** ASSIGNMENT **
All lines in the records below with the word "title" must be returned.

◇ ◇ ◇

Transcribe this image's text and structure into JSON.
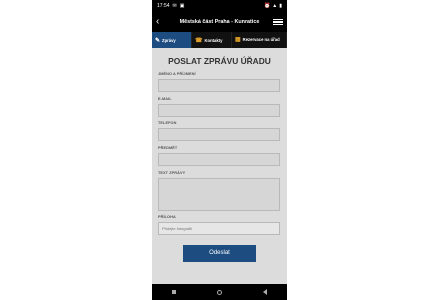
{
  "status_bar": {
    "time": "17:54",
    "left_icons": [
      "message-icon",
      "image-icon"
    ],
    "right_icons": [
      "alarm-icon",
      "signal-icon",
      "battery-icon"
    ]
  },
  "app_bar": {
    "title": "Městská část Praha - Kunratice"
  },
  "tabs": [
    {
      "label": "Zprávy",
      "icon": "chat-icon",
      "active": true
    },
    {
      "label": "Kontakty",
      "icon": "phone-icon",
      "active": false
    },
    {
      "label": "Rezervace na úřad",
      "icon": "calendar-icon",
      "active": false
    }
  ],
  "form": {
    "title": "POSLAT ZPRÁVU ÚŘADU",
    "fields": [
      {
        "label": "JMÉNO A PŘÍJMENÍ",
        "value": ""
      },
      {
        "label": "E-MAIL",
        "value": ""
      },
      {
        "label": "TELEFON",
        "value": ""
      },
      {
        "label": "PŘEDMĚT",
        "value": ""
      },
      {
        "label": "TEXT ZPRÁVY",
        "value": ""
      }
    ],
    "attachment_label": "PŘÍLOHA",
    "attachment_placeholder": "Přidejte fotografii",
    "submit_label": "Odeslat"
  },
  "colors": {
    "accent": "#1c4c80",
    "form_background": "#dcdcdc",
    "icon_orange": "#e0a02a"
  }
}
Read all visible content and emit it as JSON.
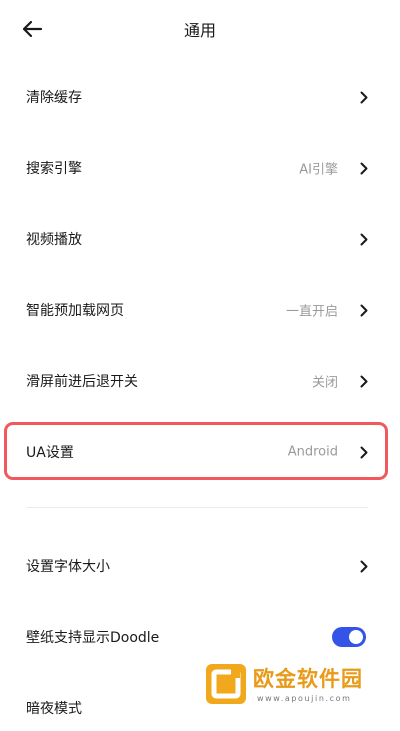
{
  "header": {
    "title": "通用",
    "back_icon": "arrow-left-icon"
  },
  "settings": [
    {
      "id": "clear-cache",
      "label": "清除缓存",
      "value": ""
    },
    {
      "id": "search-engine",
      "label": "搜索引擎",
      "value": "AI引擎"
    },
    {
      "id": "video-playback",
      "label": "视频播放",
      "value": ""
    },
    {
      "id": "smart-preload",
      "label": "智能预加载网页",
      "value": "一直开启"
    },
    {
      "id": "swipe-nav",
      "label": "滑屏前进后退开关",
      "value": "关闭"
    },
    {
      "id": "ua-settings",
      "label": "UA设置",
      "value": "Android"
    },
    {
      "id": "font-size",
      "label": "设置字体大小",
      "value": ""
    },
    {
      "id": "wallpaper-doodle",
      "label": "壁纸支持显示Doodle",
      "toggle": true
    },
    {
      "id": "dark-mode",
      "label": "暗夜模式",
      "value": ""
    }
  ],
  "colors": {
    "toggle_on": "#3354e6",
    "highlight_border": "#f2575d",
    "secondary_text": "#9a9a9a"
  },
  "watermark": {
    "title": "欧金软件园",
    "url": "www.apoujin.com"
  }
}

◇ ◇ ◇

** RESPONSE BELOW **
    "title": "Městská část Praha - Kunratice"
    "title": "POSLAT ZPRÁVU ÚŘADU",
    "title": "通用",
    "title": "欧金软件园",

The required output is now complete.